The 37-year-old driver earned the title in his 12th full-time Cup season.

NBC talked with all four championship drivers following the race. Watch the above video for Truex’s first interview as a Cup champion. Below are interviews with the three other drivers.

Kyle Busch

Busch may have had the fastest car at the end of the race, but in the closing laps he was held up for an extended period of time by Joey Logano. He eventually got by the No. 22 Ford, but ran out of time to get around Truex and finished second in the race and the championship standings.

Busch shared his frustration with how Logano raced him when he talked to NBC.

Kevin Harvick

Harvick finished fourth in the race and third in the title standings. The Stewart-Haas Racing driver was in the Championship 4 for the third time and put SHR within reach of a title in its first year with Ford. Harvick was the only one of the four title contenders who didn’t lead a lap Sunday afternoon.

Brad Keselowski

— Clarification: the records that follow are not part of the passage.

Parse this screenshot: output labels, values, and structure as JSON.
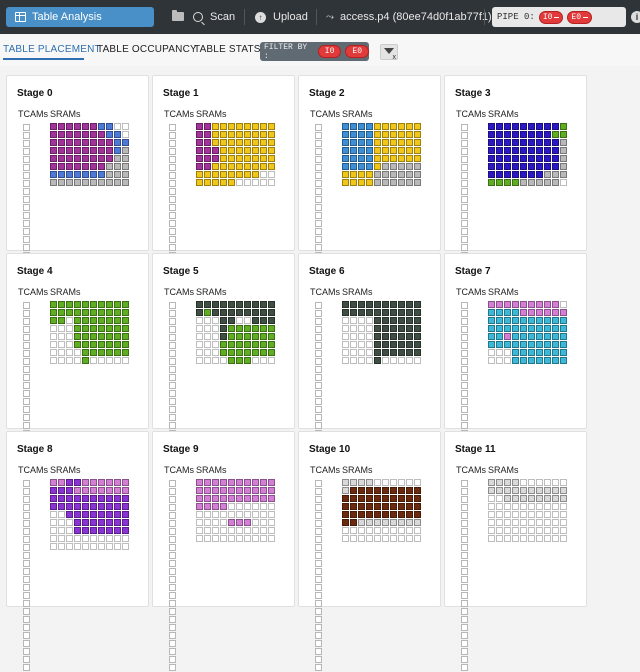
{
  "toolbar": {
    "tab_label": "Table Analysis",
    "scan_label": "Scan",
    "upload_label": "Upload",
    "file_label": "access.p4 (80ee74d0f1ab77f1)",
    "pipe_label": "PIPE 0:",
    "pipe_i0": "I0",
    "pipe_e0": "E0"
  },
  "tabs": [
    "TABLE PLACEMENT",
    "TABLE OCCUPANCY",
    "TABLE STATS"
  ],
  "active_tab": "TABLE PLACEMENT",
  "filter": {
    "label": "FILTER BY :",
    "chips": [
      "I0",
      "E0"
    ]
  },
  "labels": {
    "tcams": "TCAMs",
    "srams": "SRAMs"
  },
  "colors": {
    "accent": "#4a90c8",
    "pill": "#e03a3a",
    "M": "#a2339a",
    "B": "#4f79d9",
    "G": "#b9b9b9",
    "Y": "#f2c618",
    "L": "#3d8fd6",
    "P": "#2b17c4",
    "g": "#5fad20",
    "D": "#3e4e42",
    "K": "#2a302c",
    "T": "#3ab9d8",
    "p": "#d57ed6",
    "V": "#8a32d4",
    "R": "#6b2a10",
    "W": "#d9d9d9",
    ".": "#ffffff"
  },
  "stages": [
    {
      "name": "Stage 0",
      "grid": [
        "MMMMMMBB..",
        "MMMMMMMBB.",
        "MMMMMMMMBB",
        "MMMMMMMMBG",
        "MMMMMMMMGG",
        "MMMMMMMGGG",
        "BBBBBBBGGG",
        "GGGGGGGGGG"
      ]
    },
    {
      "name": "Stage 1",
      "grid": [
        "MMYYYYYYYY",
        "MMYYYYYYYY",
        "MMYYYYYYYY",
        "MMMYYYYYYY",
        "MMMYYYYYYY",
        "MMYYYYYYYY",
        "YYYYYYYY..",
        "YYYYY....."
      ]
    },
    {
      "name": "Stage 2",
      "grid": [
        "LLLLYYYYYY",
        "LLLLYYYYYY",
        "LLLLYYYYYY",
        "LLLLYYYYYY",
        "LLLLYYYYYY",
        "LLLLYGGGGG",
        "YYYYGGGGGG",
        "YYYYGGGGGG"
      ]
    },
    {
      "name": "Stage 3",
      "grid": [
        "PPPPPPPPPg",
        "PPPPPPPPgg",
        "PPPPPPPPPG",
        "PPPPPPPPPG",
        "PPPPPPPPPG",
        "PPPPPPPPPG",
        "PPPPPPPGGG",
        "ggggGGGGG."
      ]
    },
    {
      "name": "Stage 4",
      "grid": [
        "gggggggggg",
        "gggggggggg",
        "gg.ggggggg",
        "...ggggggg",
        "...ggggggg",
        "...ggggggg",
        "....gggggg",
        "....g....."
      ]
    },
    {
      "name": "Stage 5",
      "grid": [
        "DDDDDDDDDD",
        "DgDDDDDDDD",
        "...DD..DDD",
        "...Dgggggg",
        "...Dgggggg",
        "...ggggggg",
        "...ggggggg",
        "....ggg..."
      ]
    },
    {
      "name": "Stage 6",
      "grid": [
        "DDDDDDDDDD",
        "DDDDDDDDDD",
        "....DDDDDD",
        "....DDDDDD",
        "....DDDDDD",
        "....DDDDDD",
        "....DDDDDD",
        "....D....."
      ]
    },
    {
      "name": "Stage 7",
      "grid": [
        "ppppppppp.",
        "TTTTpppppp",
        "TTTTTTTTTT",
        "TTTTTTTTTT",
        "TTpTTTTTTT",
        "TTTTTTTTTT",
        "...TTTTTTT",
        "...TTTTTTT"
      ]
    },
    {
      "name": "Stage 8",
      "grid": [
        "ppVVpppppp",
        "VVVppppppp",
        "VVVVVVVVVV",
        "VVVVVVVVVV",
        "..VVVVVVVV",
        "...VVVVVVV",
        "...VVVVVVV",
        "..........",
        ".........."
      ]
    },
    {
      "name": "Stage 9",
      "grid": [
        "pppppppppp",
        "pppppppppp",
        "pppppppppp",
        "pppp......",
        "..........",
        "....ppp...",
        "..........",
        ".........."
      ]
    },
    {
      "name": "Stage 10",
      "grid": [
        "WWWW......",
        "WRRRRRRRRR",
        "RRRRRRRRRR",
        "RRRRRRRRRR",
        "RRRRRRRRRR",
        "RRWWWWWWWW",
        "..........",
        ".........."
      ]
    },
    {
      "name": "Stage 11",
      "grid": [
        "WWWW......",
        "WWWWWWWWWW",
        "..WWWWWWWW",
        "..........",
        "..........",
        "..........",
        "..........",
        ".........."
      ]
    }
  ]
}
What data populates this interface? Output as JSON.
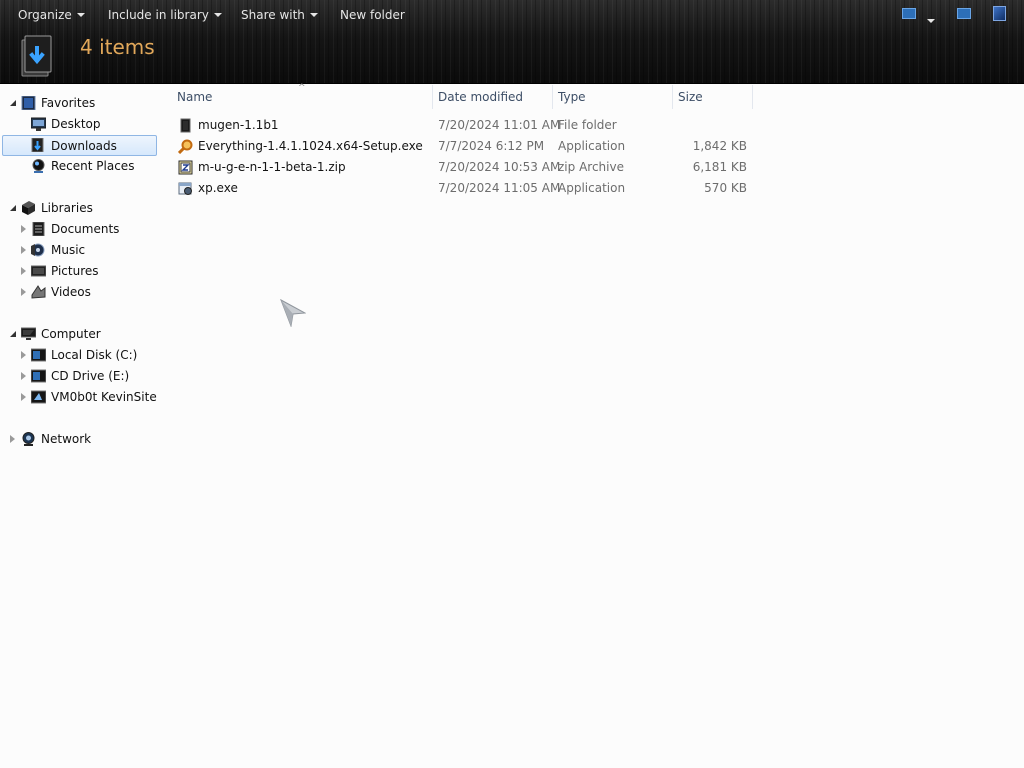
{
  "toolbar": {
    "organize": "Organize",
    "include_in_library": "Include in library",
    "share_with": "Share with",
    "new_folder": "New folder",
    "view_icon": "view-options-icon",
    "preview_icon": "preview-pane-icon",
    "help_icon": "help-icon"
  },
  "header": {
    "item_count": "4 items",
    "folder_icon": "downloads-folder-icon"
  },
  "nav": {
    "favorites": {
      "label": "Favorites",
      "items": [
        {
          "label": "Desktop",
          "icon": "desktop-icon"
        },
        {
          "label": "Downloads",
          "icon": "downloads-icon",
          "selected": true
        },
        {
          "label": "Recent Places",
          "icon": "recent-places-icon"
        }
      ]
    },
    "libraries": {
      "label": "Libraries",
      "items": [
        {
          "label": "Documents",
          "icon": "documents-icon"
        },
        {
          "label": "Music",
          "icon": "music-icon"
        },
        {
          "label": "Pictures",
          "icon": "pictures-icon"
        },
        {
          "label": "Videos",
          "icon": "videos-icon"
        }
      ]
    },
    "computer": {
      "label": "Computer",
      "items": [
        {
          "label": "Local Disk (C:)",
          "icon": "disk-icon"
        },
        {
          "label": "CD Drive (E:)",
          "icon": "cd-drive-icon"
        },
        {
          "label": "VM0b0t KevinSite",
          "icon": "network-drive-icon"
        }
      ]
    },
    "network": {
      "label": "Network",
      "icon": "network-icon"
    }
  },
  "columns": {
    "name": "Name",
    "date": "Date modified",
    "type": "Type",
    "size": "Size"
  },
  "files": [
    {
      "name": "mugen-1.1b1",
      "date": "7/20/2024 11:01 AM",
      "type": "File folder",
      "size": "",
      "icon": "folder-icon"
    },
    {
      "name": "Everything-1.4.1.1024.x64-Setup.exe",
      "date": "7/7/2024 6:12 PM",
      "type": "Application",
      "size": "1,842 KB",
      "icon": "magnifier-app-icon"
    },
    {
      "name": "m-u-g-e-n-1-1-beta-1.zip",
      "date": "7/20/2024 10:53 AM",
      "type": "zip Archive",
      "size": "6,181 KB",
      "icon": "zip-archive-icon"
    },
    {
      "name": "xp.exe",
      "date": "7/20/2024 11:05 AM",
      "type": "Application",
      "size": "570 KB",
      "icon": "application-icon"
    }
  ],
  "colors": {
    "header_bg": "#151515",
    "item_count": "#e2a85a",
    "selection_bg": "#d6e8fc",
    "selection_border": "#8fb6e4",
    "column_header_text": "#3d4e66",
    "secondary_text": "#6d6d6d"
  }
}
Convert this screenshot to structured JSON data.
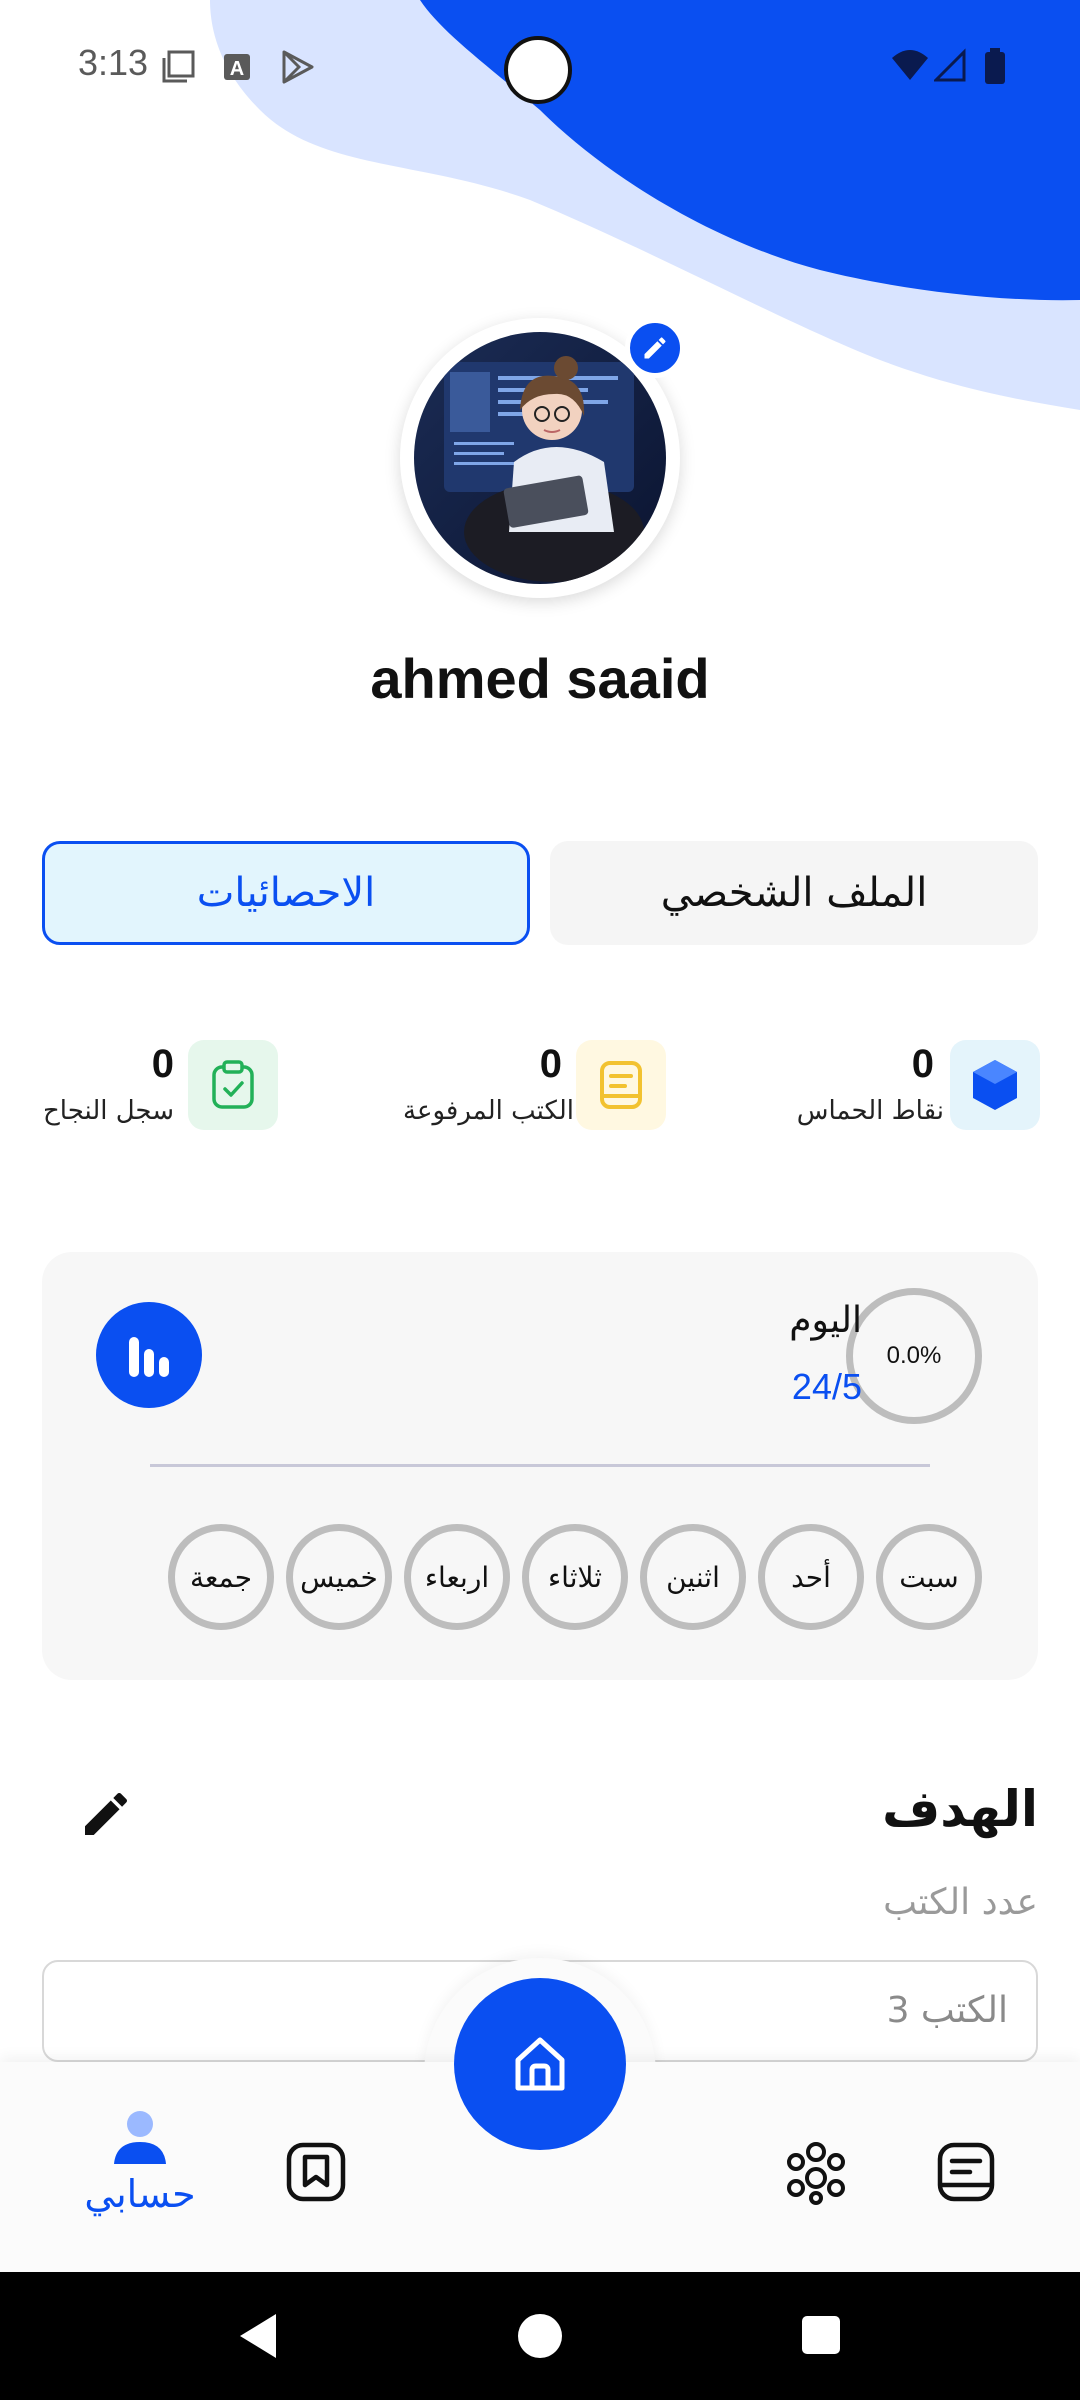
{
  "status_bar": {
    "time": "3:13",
    "icons": [
      "screen-icon",
      "a-badge-icon",
      "play-store-icon",
      "wifi-icon",
      "signal-icon",
      "battery-icon"
    ]
  },
  "profile": {
    "name": "ahmed saaid",
    "avatar": "avatar-illustration",
    "edit_icon": "pencil-icon"
  },
  "tabs": [
    {
      "label": "الاحصائيات",
      "active": true
    },
    {
      "label": "الملف الشخصي",
      "active": false
    }
  ],
  "stats": [
    {
      "value": "0",
      "label": "نقاط الحماس",
      "icon": "hexagon-icon",
      "color": "#0a4ff1",
      "bg": "#e4f4fb"
    },
    {
      "value": "0",
      "label": "الكتب المرفوعة",
      "icon": "book-icon",
      "color": "#f2c230",
      "bg": "#fff8e1"
    },
    {
      "value": "0",
      "label": "سجل النجاح",
      "icon": "clipboard-check-icon",
      "color": "#22b158",
      "bg": "#e6f7ec"
    }
  ],
  "weekly": {
    "today_label": "اليوم",
    "today_count": "24/5",
    "progress": "0.0%",
    "days": [
      "سبت",
      "أحد",
      "اثنين",
      "ثلاثاء",
      "اربعاء",
      "خميس",
      "جمعة"
    ]
  },
  "goal": {
    "title": "الهدف",
    "subtitle": "عدد الكتب",
    "input_value": "3 الكتب"
  },
  "bottom_nav": {
    "active_label": "حسابي",
    "items": [
      "account-icon",
      "bookmark-icon",
      "home-icon",
      "community-icon",
      "notes-icon"
    ]
  },
  "colors": {
    "accent": "#0a4ff1",
    "light_blob": "#d9e4ff",
    "tab_active_bg": "#e2f5fd"
  }
}
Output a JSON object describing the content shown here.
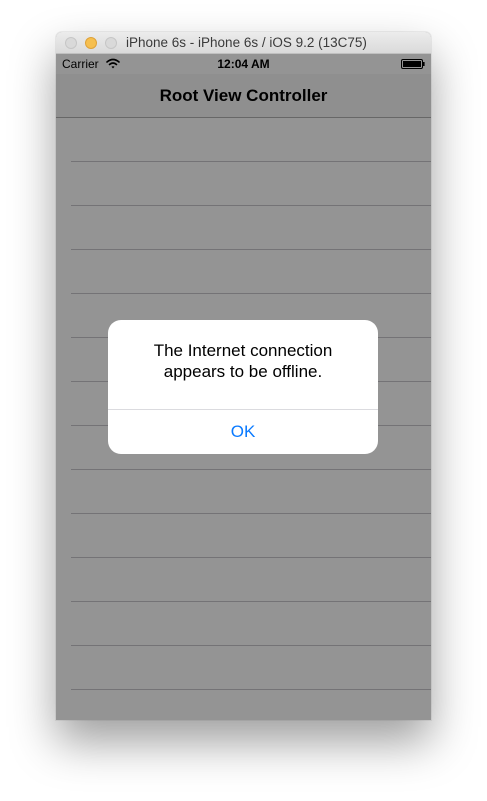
{
  "window": {
    "title": "iPhone 6s - iPhone 6s / iOS 9.2 (13C75)"
  },
  "status_bar": {
    "carrier": "Carrier",
    "time": "12:04 AM",
    "wifi_icon": "wifi-icon",
    "battery_icon": "battery-icon"
  },
  "nav_bar": {
    "title": "Root View Controller"
  },
  "table": {
    "row_count": 14
  },
  "alert": {
    "message": "The Internet connection appears to be offline.",
    "ok_label": "OK"
  },
  "colors": {
    "tint": "#0a7aff",
    "dim_overlay": "rgba(0,0,0,0.42)"
  }
}
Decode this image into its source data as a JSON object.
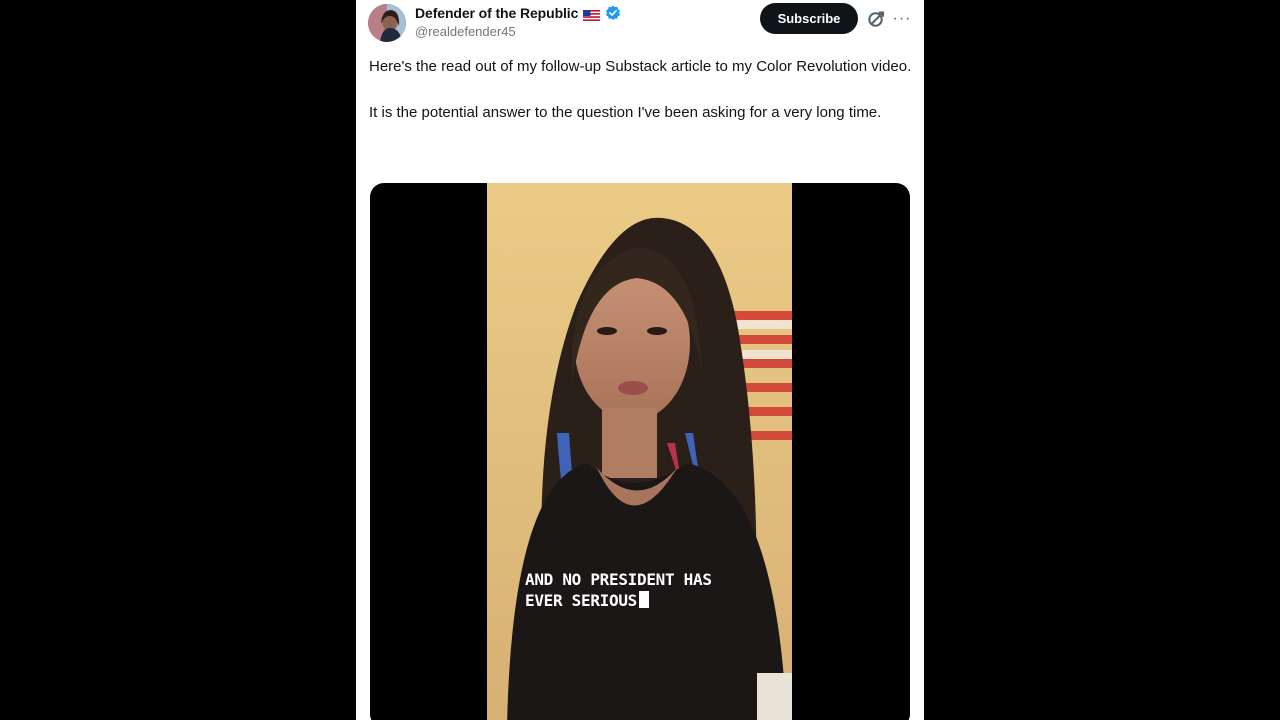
{
  "tweet": {
    "author": {
      "name": "Defender of the Republic",
      "handle": "@realdefender45",
      "verified": true,
      "flag_icon": "us-flag-icon",
      "verified_icon": "verified-badge-icon",
      "verified_color": "#1d9bf0"
    },
    "subscribe_label": "Subscribe",
    "grok_icon": "grok-icon",
    "more_label": "···",
    "text_paragraphs": [
      "Here's the read out of my follow-up Substack article to my Color Revolution video.",
      "It is the potential answer to the question I've been asking for a very long time."
    ],
    "media": {
      "caption_lines": [
        "AND NO PRESIDENT HAS",
        "EVER SERIOUS"
      ]
    }
  },
  "colors": {
    "page_background": "#000000",
    "card_background": "#ffffff",
    "text_primary": "#0f1419",
    "text_secondary": "#71767b",
    "subscribe_bg": "#0f1419"
  }
}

Keselowski led one lap in the race and finished seventh in his first time in the Championship 4. Keselowski said the No. 2 team “threw everything we could at it” but couldn’t find enough speed to challenge the Toyotas of Truex and Busch. The Team Penske driver later lamented that non-Toyota teams didn’t have much of a chance to win the title.